■ **What you will do**:
Every line of the data below must be output exactly, with images left out.

***** Record set *****

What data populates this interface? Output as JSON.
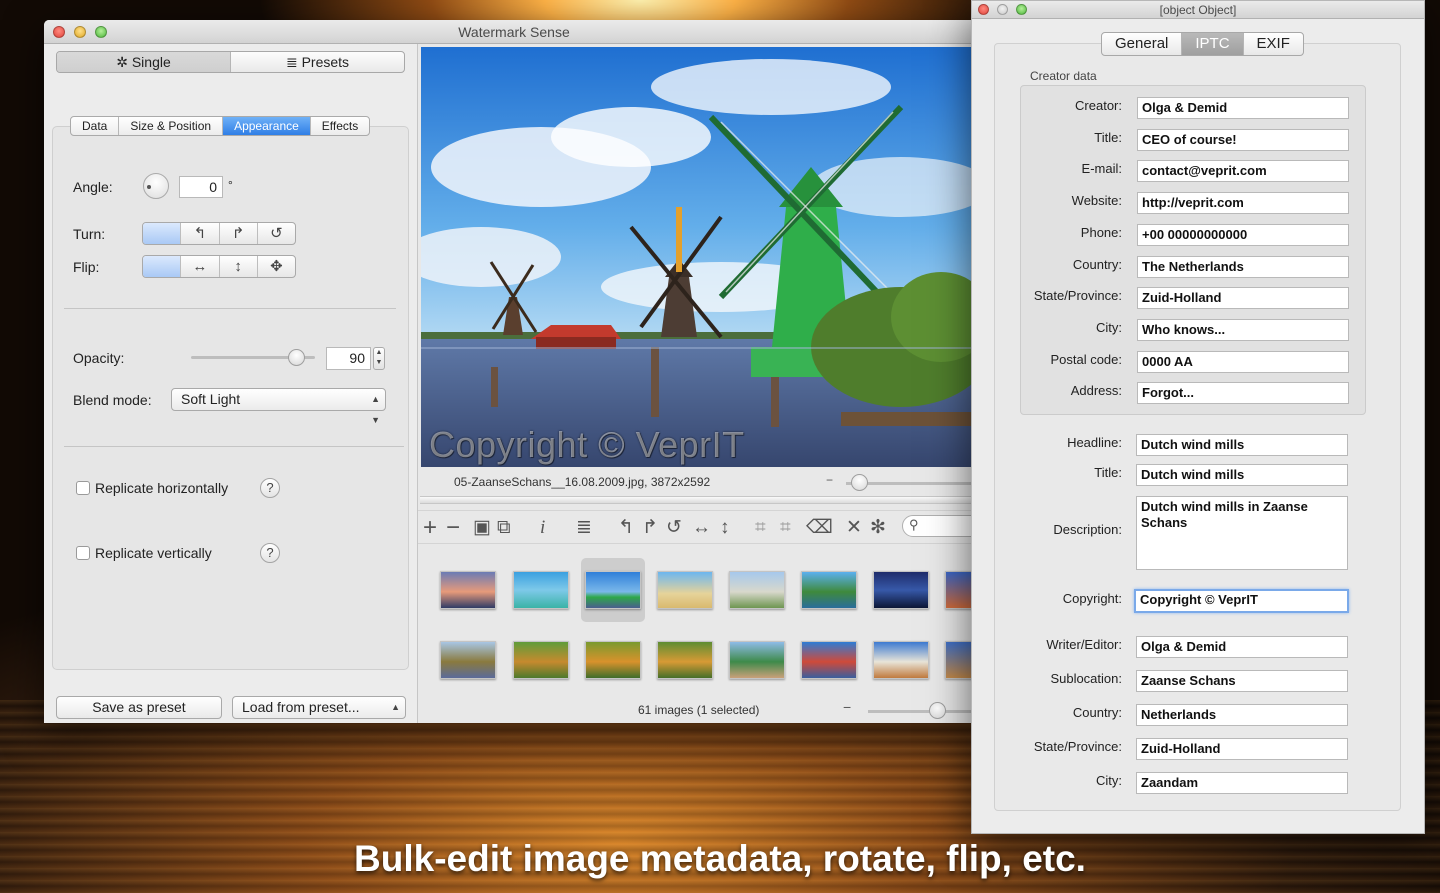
{
  "caption": "Bulk-edit image metadata, rotate, flip, etc.",
  "main_window": {
    "title": "Watermark Sense",
    "top_tabs": [
      {
        "label": "Single",
        "icon": "gear-icon"
      },
      {
        "label": "Presets",
        "icon": "list-icon"
      }
    ],
    "sub_tabs": [
      "Data",
      "Size & Position",
      "Appearance",
      "Effects"
    ],
    "active_sub_tab": "Appearance",
    "angle": {
      "label": "Angle:",
      "value": "0",
      "unit": "°"
    },
    "turn": {
      "label": "Turn:",
      "buttons": [
        "rotate-left-icon",
        "rotate-right-icon",
        "rotate-180-icon"
      ]
    },
    "flip": {
      "label": "Flip:",
      "buttons": [
        "flip-horizontal-icon",
        "flip-vertical-icon",
        "flip-both-icon"
      ]
    },
    "opacity": {
      "label": "Opacity:",
      "value": "90",
      "slider_fraction": 0.9
    },
    "blend_mode": {
      "label": "Blend mode:",
      "value": "Soft Light"
    },
    "replicate_h": {
      "label": "Replicate horizontally",
      "checked": false
    },
    "replicate_v": {
      "label": "Replicate vertically",
      "checked": false
    },
    "help": "?",
    "save_preset": "Save as preset",
    "load_preset": "Load from preset...",
    "preview_watermark": "Copyright © VeprIT",
    "file_info": "05-ZaanseSchans__16.08.2009.jpg,  3872x2592",
    "status": "61 images (1 selected)",
    "toolbar_icons": [
      "add-icon",
      "remove-icon",
      "save-icon",
      "save-all-icon",
      "info-icon",
      "list-icon",
      "rotate-left-icon",
      "rotate-right-icon",
      "rotate-180-icon",
      "flip-horizontal-icon",
      "flip-vertical-icon",
      "crop-icon",
      "crop-all-icon",
      "clear-icon",
      "close-icon",
      "close-all-icon",
      "search-icon"
    ],
    "search_placeholder": ""
  },
  "meta_window": {
    "title": {
      "label": "Title:",
      "value": "Dutch wind mills"
    },
    "tabs": [
      "General",
      "IPTC",
      "EXIF"
    ],
    "active_tab": "IPTC",
    "creator_section": "Creator data",
    "creator_fields": [
      {
        "label": "Creator:",
        "value": "Olga & Demid"
      },
      {
        "label": "Title:",
        "value": "CEO of course!"
      },
      {
        "label": "E-mail:",
        "value": "contact@veprit.com"
      },
      {
        "label": "Website:",
        "value": "http://veprit.com"
      },
      {
        "label": "Phone:",
        "value": "+00 00000000000"
      },
      {
        "label": "Country:",
        "value": "The Netherlands"
      },
      {
        "label": "State/Province:",
        "value": "Zuid-Holland"
      },
      {
        "label": "City:",
        "value": "Who knows..."
      },
      {
        "label": "Postal code:",
        "value": "0000 AA"
      },
      {
        "label": "Address:",
        "value": "Forgot..."
      }
    ],
    "headline": {
      "label": "Headline:",
      "value": "Dutch wind mills"
    },
    "description": {
      "label": "Description:",
      "value": "Dutch wind mills in Zaanse Schans"
    },
    "copyright": {
      "label": "Copyright:",
      "value": "Copyright © VeprIT"
    },
    "writer": {
      "label": "Writer/Editor:",
      "value": "Olga & Demid"
    },
    "sublocation": {
      "label": "Sublocation:",
      "value": "Zaanse Schans"
    },
    "country": {
      "label": "Country:",
      "value": "Netherlands"
    },
    "state": {
      "label": "State/Province:",
      "value": "Zuid-Holland"
    },
    "city": {
      "label": "City:",
      "value": "Zaandam"
    }
  }
}
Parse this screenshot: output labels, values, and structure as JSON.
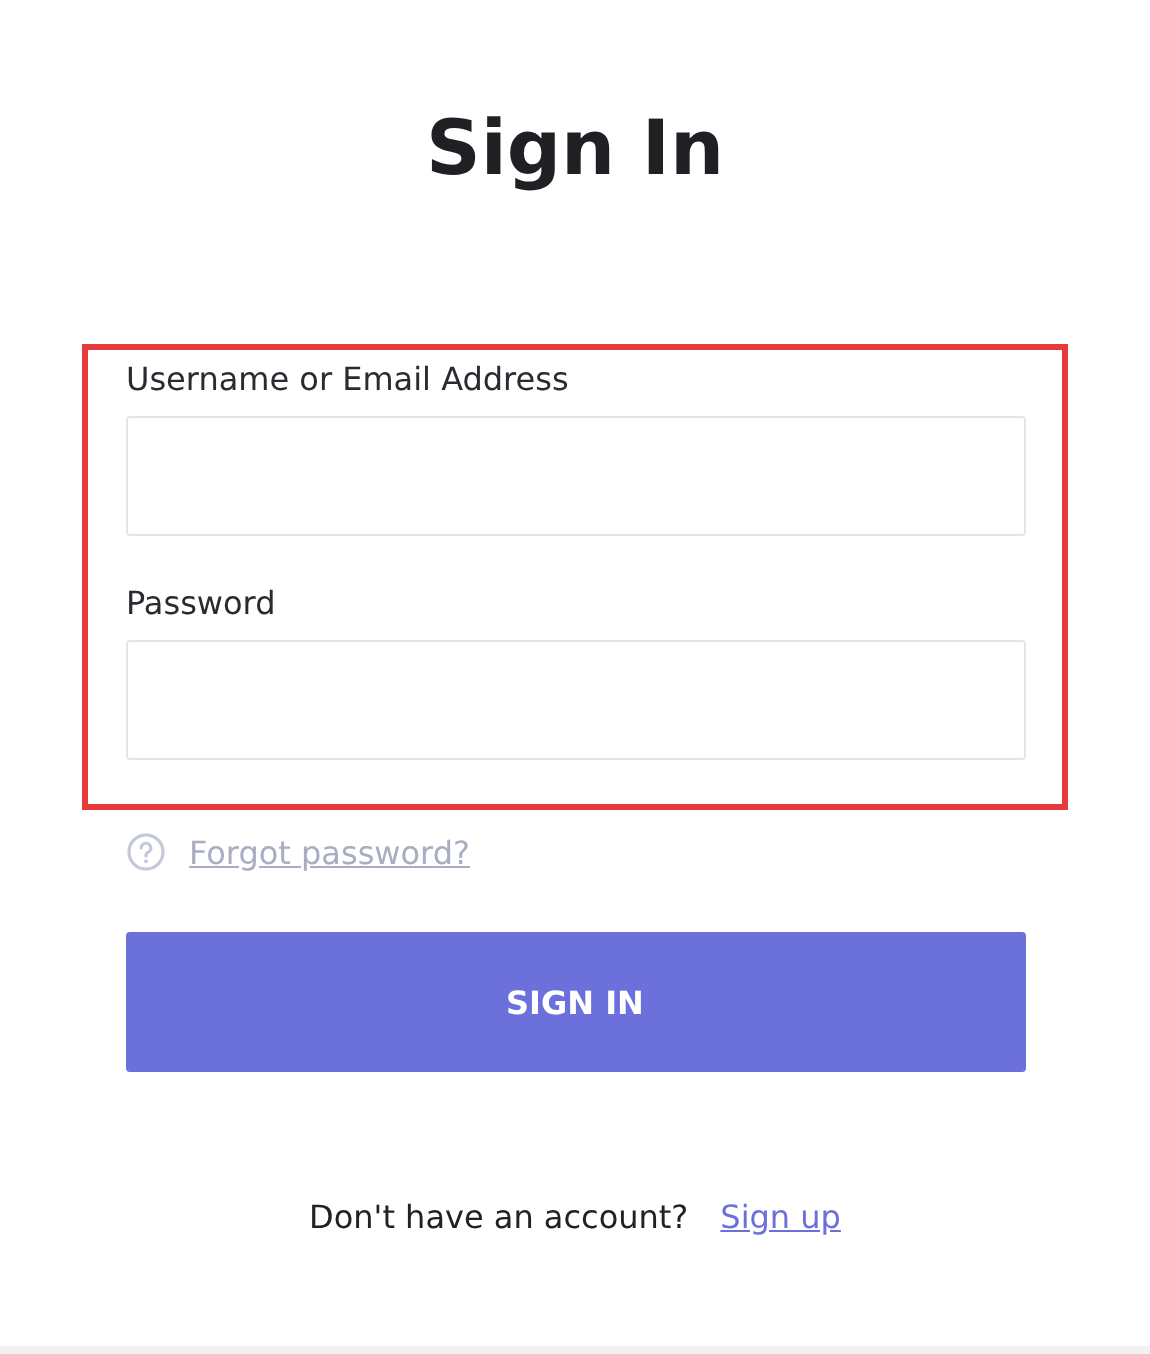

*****

■ **Answer space**:
What data populates this interface? Output as JSON.
{
  "caption": "Bulk-edit image metadata, rotate, flip, etc.",
  "main_window": {
    "title": "Watermark Sense",
    "top_tabs": [
      {
        "label": "Single",
        "icon": "gear-icon"
      },
      {
        "label": "Presets",
        "icon": "list-icon"
      }
    ],
    "sub_tabs": [
      "Data",
      "Size & Position",
      "Appearance",
      "Effects"
    ],
    "active_sub_tab": "Appearance",
    "angle": {
      "label": "Angle:",
      "value": "0",
      "unit": "°"
    },
    "turn": {
      "label": "Turn:",
      "buttons": [
        "rotate-left-icon",
        "rotate-right-icon",
        "rotate-180-icon"
      ]
    },
    "flip": {
      "label": "Flip:",
      "buttons": [
        "flip-horizontal-icon",
        "flip-vertical-icon",
        "flip-both-icon"
      ]
    },
    "opacity": {
      "label": "Opacity:",
      "value": "90",
      "slider_fraction": 0.9
    },
    "blend_mode": {
      "label": "Blend mode:",
      "value": "Soft Light"
    },
    "replicate_h": {
      "label": "Replicate horizontally",
      "checked": false
    },
    "replicate_v": {
      "label": "Replicate vertically",
      "checked": false
    },
    "help": "?",
    "save_preset": "Save as preset",
    "load_preset": "Load from preset...",
    "preview_watermark": "Copyright © VeprIT",
    "file_info": "05-ZaanseSchans__16.08.2009.jpg,  3872x2592",
    "status": "61 images (1 selected)",
    "toolbar_icons": [
      "add-icon",
      "remove-icon",
      "save-icon",
      "save-all-icon",
      "info-icon",
      "list-icon",
      "rotate-left-icon",
      "rotate-right-icon",
      "rotate-180-icon",
      "flip-horizontal-icon",
      "flip-vertical-icon",
      "crop-icon",
      "crop-all-icon",
      "clear-icon",
      "close-icon",
      "close-all-icon",
      "search-icon"
    ],
    "search_placeholder": ""
  },
  "meta_window": {
    "title": {
      "label": "Title:",
      "value": "Dutch wind mills"
    },
    "tabs": [
      "General",
      "IPTC",
      "EXIF"
    ],
    "active_tab": "IPTC",
    "creator_section": "Creator data",
    "creator_fields": [
      {
        "label": "Creator:",
        "value": "Olga & Demid"
      },
      {
        "label": "Title:",
        "value": "CEO of course!"
      },
      {
        "label": "E-mail:",
        "value": "contact@veprit.com"
      },
      {
        "label": "Website:",
        "value": "http://veprit.com"
      },
      {
        "label": "Phone:",
        "value": "+00 00000000000"
      },
      {
        "label": "Country:",
        "value": "The Netherlands"
      },
      {
        "label": "State/Province:",
        "value": "Zuid-Holland"
      },
      {
        "label": "City:",
        "value": "Who knows..."
      },
      {
        "label": "Postal code:",
        "value": "0000 AA"
      },
      {
        "label": "Address:",
        "value": "Forgot..."
      }
    ],
    "headline": {
      "label": "Headline:",
      "value": "Dutch wind mills"
    },
    "description": {
      "label": "Description:",
      "value": "Dutch wind mills in Zaanse Schans"
    },
    "copyright": {
      "label": "Copyright:",
      "value": "Copyright © VeprIT"
    },
    "writer": {
      "label": "Writer/Editor:",
      "value": "Olga & Demid"
    },
    "sublocation": {
      "label": "Sublocation:",
      "value": "Zaanse Schans"
    },
    "country": {
      "label": "Country:",
      "value": "Netherlands"
    },
    "state": {
      "label": "State/Province:",
      "value": "Zuid-Holland"
    },
    "city": {
      "label": "City:",
      "value": "Zaandam"
    }
  }
}
Parse this screenshot: output labels, values, and structure as JSON.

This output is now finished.